"If there are no chickens coming in from Malaysia, then we will stop selling for awhile," she told CNA in Mandarin, adding that the price for a chicken thigh is roughly S$3 now, as compared to S$2.50 in the past.
"The cost is already so expensive. If I can stop selling, I will stop selling. It's easier to not sell temporarily than try to sell something so expensive."
Likewise, at Tiong Bahru Market, another stallholder who only wanted to be known as Ah Mei, said her supplier also hadn't informed her of the news yet. But she heard from another stallholder that "there might not be any chickens coming in next week", she said in Mandarin.
When CNA visited her stall just before 8am, she was already packing up. This is the norm for her, she said, since she only buys a "limited amount" as she manages the stall alone.
Even with good sales, the 70-year-old said that she "doesn't know what to do" with the upcoming halt in export.
"(At the moment,) for many regular customers, I don't sell too expensive to them, so that should get them to come back to me. ... If there are no chickens, I'll take a break. My son is also selling chickens, also from Malaysia, at Yew Tee," she said.
At another stall in Tiong Bahru Market, Mr Stanley Yeow said the suspension of exports from Malaysia would "definitely" affect not just him, but the "whole of Singapore".
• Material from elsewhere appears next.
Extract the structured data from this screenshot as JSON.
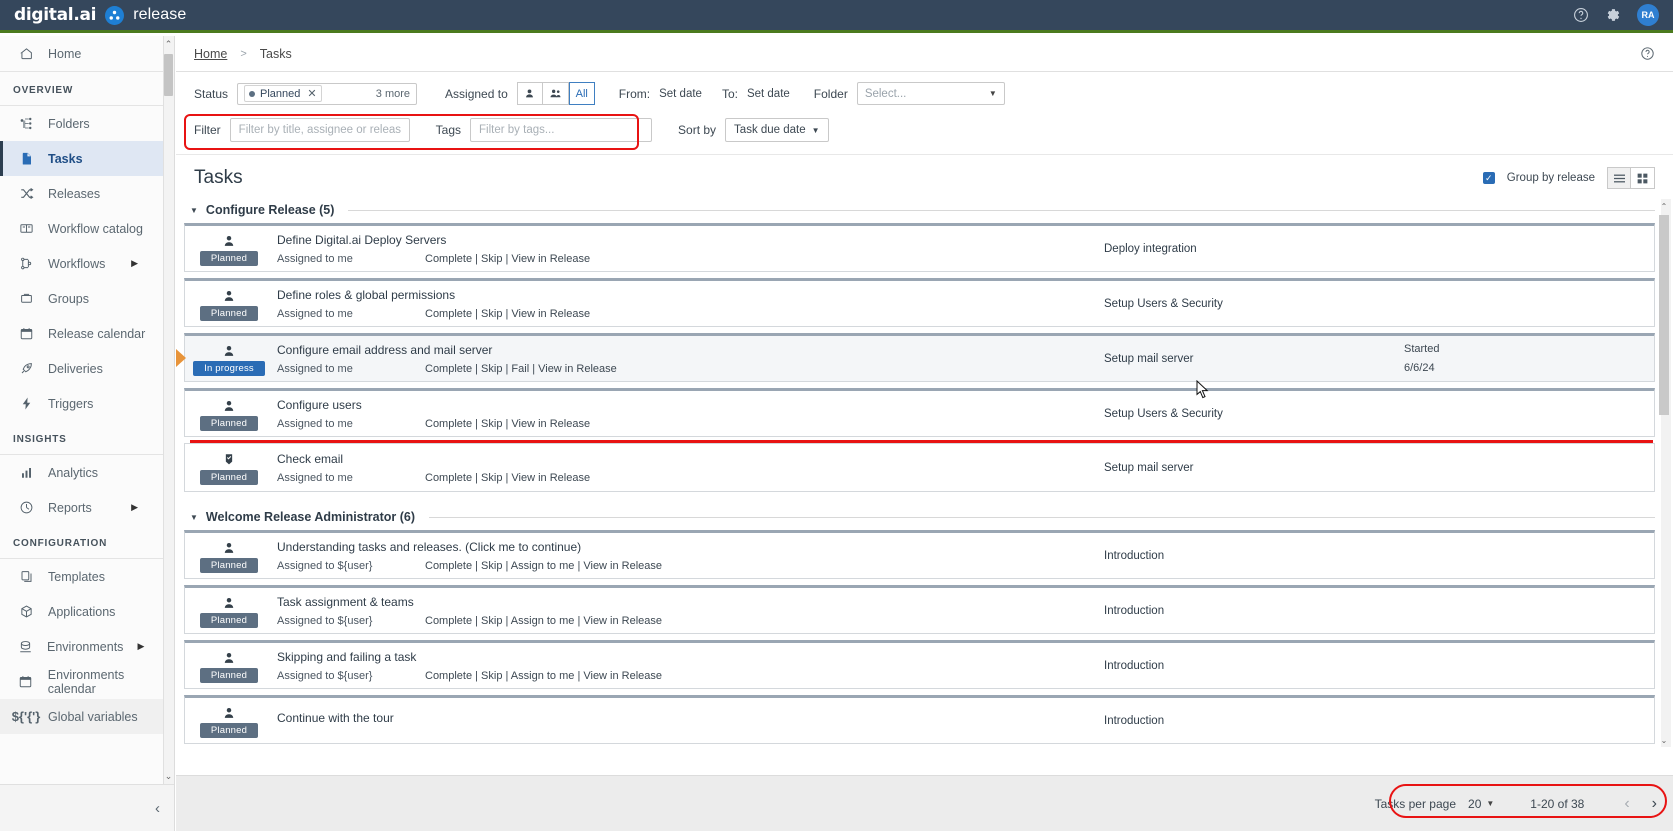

"All the chickens that you buy from the market are from Malaysia. If (my suppliers) have 10 (chickens), I sell 10. If they have 100, I sell 100.
"If they have zero, I'll rest. It's that simple," the 52-year-old stallholder of Wei Ji said.
He added that there are jobs and livelihoods at stake, so "it won't be forever, maybe two or three days, one week".
SOME CUSTOMERS "NOT REALLY" AFFECTED
On the other hand, other customers queuing for fresh chickens at wet markets said the suspension would "not really" affect their life.
One customer, Mdm Jenny Ng, who declined to give her age, said her family only eats the meat occasionally. She buys it from a stall at Beo Crescent Market "whenever she needs it".
"(If the stall stops selling chickens,) I will go elsewhere to find it. This stall is just near to my house, so I come here when I'm buying food (at the market) to eat," she said.
Another customer in line at the same stall at Beo Crescent Market was a 42-year-old pre-school teacher, who declined to give her name.
"I think with the increasing price ... just eat less," she said, adding that she only visits the stall about once a week.
Over at Tiong Bahru Market, a 49-year-old customer, who only gave his name as Mr Huang, said he last bought chicken three months ago. His family doesn't cook a lot, and they also don't eat it much.
But while the impending shortage of chickens might not affect his expenditure directly, he noted it will have a broader impact on demand for other food products.
"There will be a chain reaction," he said.